Hornby Scheduled release date January/Early February
Designer: Southern Railway
Entered Service: 1935
Number Built: 152
Motor: 5 Pole Skew Wound
DCC Ready: DCC Ready
Detail: Chassis and bogie detail
The Southern Railway (SR) was established in 1923, linking London with the Channel ports, South West England, South coast resorts in Kent. It was the smallest of the Big Four railway regions with most of its revenue coming from passenger traffic rather than freight in the more densely populated region of southern England.
A number of famous named trains were operated by SR including the Brighton Belle, Bournemouth Belle, Golden Arrow, the Night Ferry (London Paris and Brussels), Atlantic Coast Express and the Devon Belle.
Both Richard Maunsell and Oliver Bulleid served as Chief Mechanical Engineers to the SR between 1923 and 1948 and both designed new locomotives and rolling stock to replace those inherited in 1923.
The electrification of the region began in 1929 under the management of Sir Herbert Walker. On completion it was the worlds largest electrified railway system.
Southern Railway gave the designation 2-BIL to the DC third rail electric multiple units built during the 1930s. The formation was a 2-car set: MBTL-DTCL, and were called 2-BIL (2-car Bi-Lavatory stock) because each set had two lavatories, one in each car. They were built to work long distance semi-fast services on the newly electrified lines from London to Eastbourne, Portsmouth and Reading.
Between 1935 and 1938, a total of 152 sets of the Class 2-BIL were built in 4 batches and were numbered 2001-2152. Numbers 2001-2010 in 1935 for service on the London to Eastbourne sector. Numbers 2011-2048 in 1936 for the London Waterloo to Alton and Portsmouth slow service. Numbers 2049-2116 in 1937 for the Portsmouth to Bognor Regis service and numbers 2117-2152 in 1938 for the London Waterloo to Reading route.
The steel panelled wooden framed bodied were built at SR Eastleigh Works and the steel underframes at SR Lancing Works. Each 2 car unit measured 129ft 6in long and 9ft 2in, wide and were powered by two English Electric traction motors of 275hp (205kW) with a maximum speed of 60mph. The units were fitted with automatic air-brakes The 2-BILs weighed 74tons 15cwt and had a passenger capacity of 24 in the First Class and 84 or 88 Third Class area.

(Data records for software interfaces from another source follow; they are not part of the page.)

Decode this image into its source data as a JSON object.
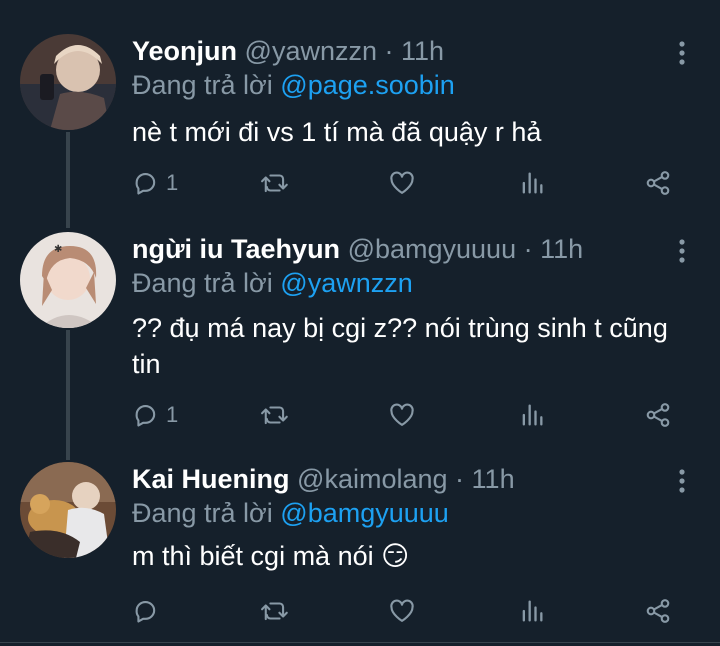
{
  "replying_label": "Đang trả lời",
  "colors": {
    "background": "#15202b",
    "text": "#ffffff",
    "muted": "#8899a6",
    "mention": "#1da1f2",
    "line": "#38444d"
  },
  "icons": {
    "more": "more-vertical-icon",
    "reply": "reply-icon",
    "retweet": "retweet-icon",
    "like": "heart-icon",
    "stats": "bar-chart-icon",
    "share": "share-icon"
  },
  "tweets": [
    {
      "name": "Yeonjun",
      "handle": "@yawnzzn",
      "dot": "·",
      "time": "11h",
      "reply_to": "@page.soobin",
      "text": "nè t mới đi vs 1 tí mà đã quậy r hả",
      "reply_count": "1"
    },
    {
      "name": "ngừi iu Taehyun",
      "handle": "@bamgyuuuu",
      "dot": "·",
      "time": "11h",
      "reply_to": "@yawnzzn",
      "text": "?? đụ má nay bị cgi z?? nói trùng sinh t cũng tin",
      "reply_count": "1"
    },
    {
      "name": "Kai Huening",
      "handle": "@kaimolang",
      "dot": "·",
      "time": "11h",
      "reply_to": "@bamgyuuuu",
      "text": "m thì biết cgi mà nói 😏",
      "reply_count": ""
    }
  ]
}
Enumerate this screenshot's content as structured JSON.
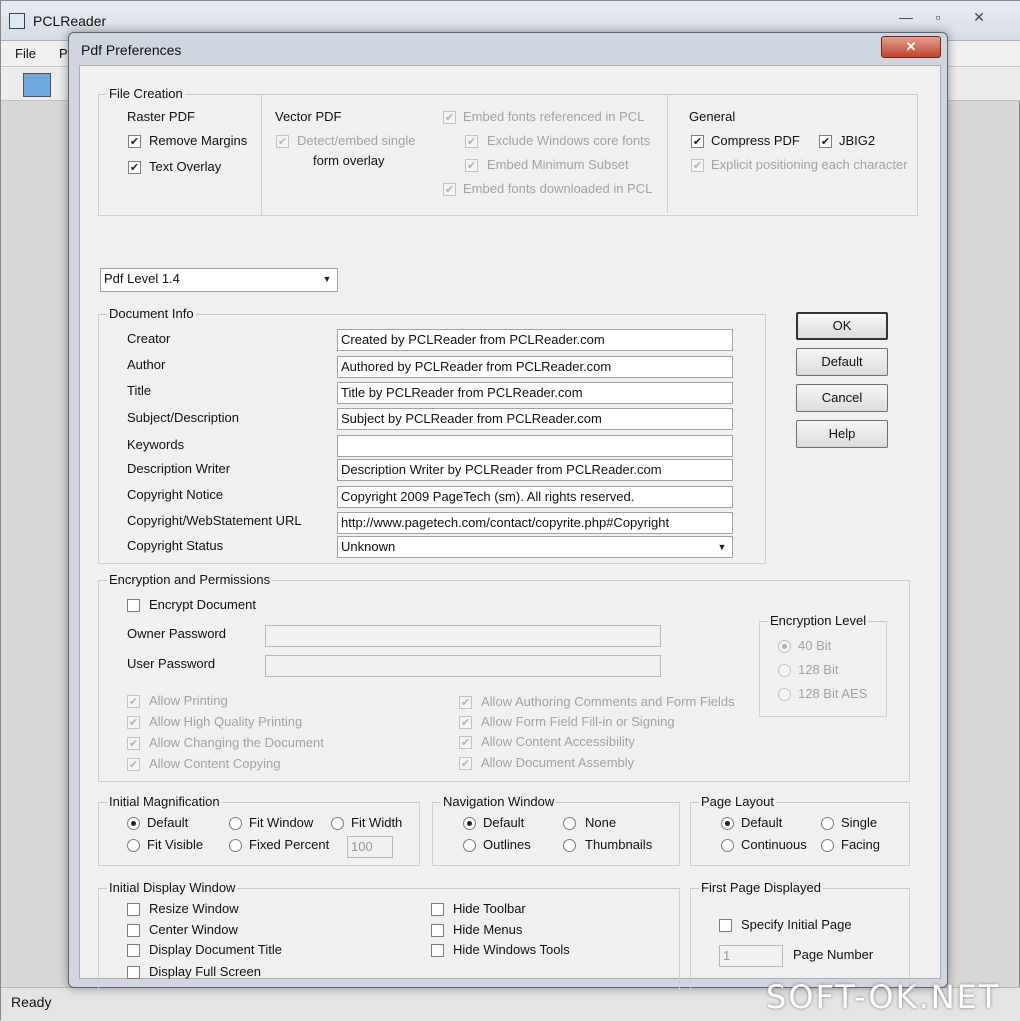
{
  "main_window": {
    "title": "PCLReader",
    "menu": [
      "File",
      "P"
    ],
    "status": "Ready",
    "controls": {
      "minimize": "—",
      "maximize": "▫",
      "close": "✕"
    }
  },
  "dialog": {
    "title": "Pdf Preferences",
    "close": "✕",
    "file_creation": {
      "legend": "File Creation",
      "raster": {
        "title": "Raster PDF",
        "remove_margins": "Remove Margins",
        "text_overlay": "Text Overlay"
      },
      "vector": {
        "title": "Vector PDF",
        "detect_1": "Detect/embed single",
        "detect_2": "form overlay",
        "embed_fonts": "Embed fonts referenced in PCL",
        "exclude": "Exclude Windows core fonts",
        "min_subset": "Embed Minimum Subset",
        "downloaded": "Embed fonts downloaded in PCL"
      },
      "general": {
        "title": "General",
        "compress": "Compress PDF",
        "jbig2": "JBIG2",
        "explicit": "Explicit positioning each character"
      }
    },
    "pdf_level": "Pdf Level 1.4",
    "doc_info": {
      "legend": "Document Info",
      "fields": [
        {
          "label": "Creator",
          "value": "Created by PCLReader from PCLReader.com"
        },
        {
          "label": "Author",
          "value": "Authored by PCLReader from PCLReader.com"
        },
        {
          "label": "Title",
          "value": "Title by PCLReader from PCLReader.com"
        },
        {
          "label": "Subject/Description",
          "value": "Subject by PCLReader from PCLReader.com"
        },
        {
          "label": "Keywords",
          "value": ""
        },
        {
          "label": "Description Writer",
          "value": "Description Writer by PCLReader from PCLReader.com"
        },
        {
          "label": "Copyright Notice",
          "value": "Copyright 2009 PageTech (sm).  All rights reserved."
        },
        {
          "label": "Copyright/WebStatement URL",
          "value": "http://www.pagetech.com/contact/copyrite.php#Copyright"
        },
        {
          "label": "Copyright Status",
          "value": "Unknown"
        }
      ]
    },
    "buttons": {
      "ok": "OK",
      "default": "Default",
      "cancel": "Cancel",
      "help": "Help"
    },
    "encryption": {
      "legend": "Encryption and Permissions",
      "encrypt": "Encrypt Document",
      "owner_pw": "Owner Password",
      "user_pw": "User Password",
      "level": {
        "legend": "Encryption Level",
        "bit40": "40 Bit",
        "bit128": "128 Bit",
        "aes128": "128 Bit AES"
      },
      "perms_left": [
        "Allow Printing",
        "Allow High Quality Printing",
        "Allow Changing the Document",
        "Allow Content Copying"
      ],
      "perms_right": [
        "Allow Authoring Comments and Form Fields",
        "Allow Form Field Fill-in or Signing",
        "Allow Content Accessibility",
        "Allow Document Assembly"
      ]
    },
    "magnification": {
      "legend": "Initial Magnification",
      "default": "Default",
      "fit_window": "Fit Window",
      "fit_width": "Fit Width",
      "fit_visible": "Fit Visible",
      "fixed_percent": "Fixed Percent",
      "percent_value": "100"
    },
    "navigation": {
      "legend": "Navigation Window",
      "default": "Default",
      "none": "None",
      "outlines": "Outlines",
      "thumbnails": "Thumbnails"
    },
    "page_layout": {
      "legend": "Page Layout",
      "default": "Default",
      "single": "Single",
      "continuous": "Continuous",
      "facing": "Facing"
    },
    "display_window": {
      "legend": "Initial Display Window",
      "resize": "Resize Window",
      "center": "Center Window",
      "doc_title": "Display Document Title",
      "full_screen": "Display Full Screen",
      "hide_toolbar": "Hide Toolbar",
      "hide_menus": "Hide Menus",
      "hide_tools": "Hide Windows Tools"
    },
    "first_page": {
      "legend": "First Page Displayed",
      "specify": "Specify Initial Page",
      "page_value": "1",
      "page_number": "Page Number"
    }
  },
  "watermark": "SOFT-OK.NET"
}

In the early years WWII Southern Region suffered considerable damage due to its proximity to the coast, including the loss of some 2-BIL units. By the end of the War the proportion of the freight carried had increased from 25% to 60% as the region had been a marshalling area for troops and armaments destined for the invasion of Europe.
The remaining units stayed in service and passed to the newly formed British Railways in 1948 where they were re-classified as Class 401 and continued in service on BR Southern Region but by 1969 all the units have been withdrawn.

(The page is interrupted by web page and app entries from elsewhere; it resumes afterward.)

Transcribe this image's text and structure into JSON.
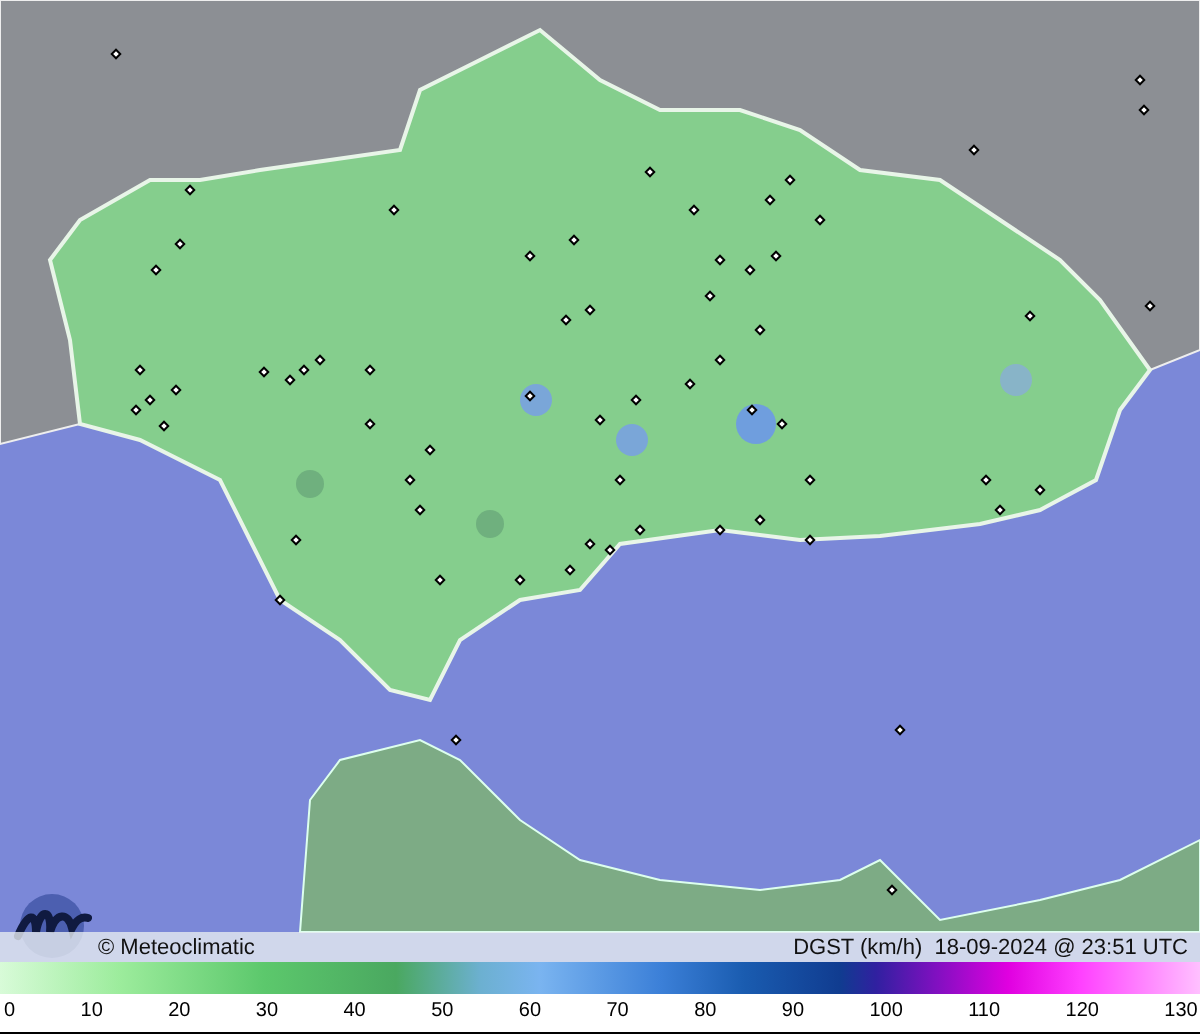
{
  "map": {
    "brand": "© Meteoclimatic",
    "caption": "DGST (km/h)  18-09-2024 @ 23:51 UTC"
  },
  "legend": {
    "ticks": [
      "0",
      "10",
      "20",
      "30",
      "40",
      "50",
      "60",
      "70",
      "80",
      "90",
      "100",
      "110",
      "120",
      "130"
    ]
  }
}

The only 2-BIL unit to survive was number 2090, formed of carriages 10656 and 12123 and is now in the National Railway Museum, York.

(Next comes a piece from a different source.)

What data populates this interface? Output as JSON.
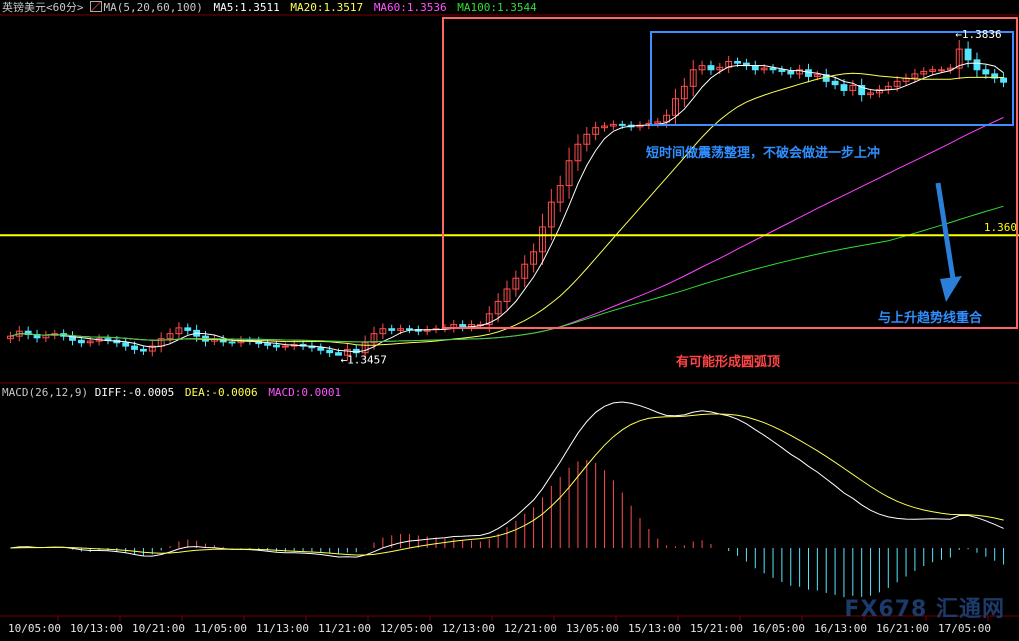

The 2-BIL unit represented in this pack SR No. 2114 formed of Brake No. 10680 and Composite No. 12147 and were part of the 4th batch built in 1938 for service on the London Waterloo to Reading route.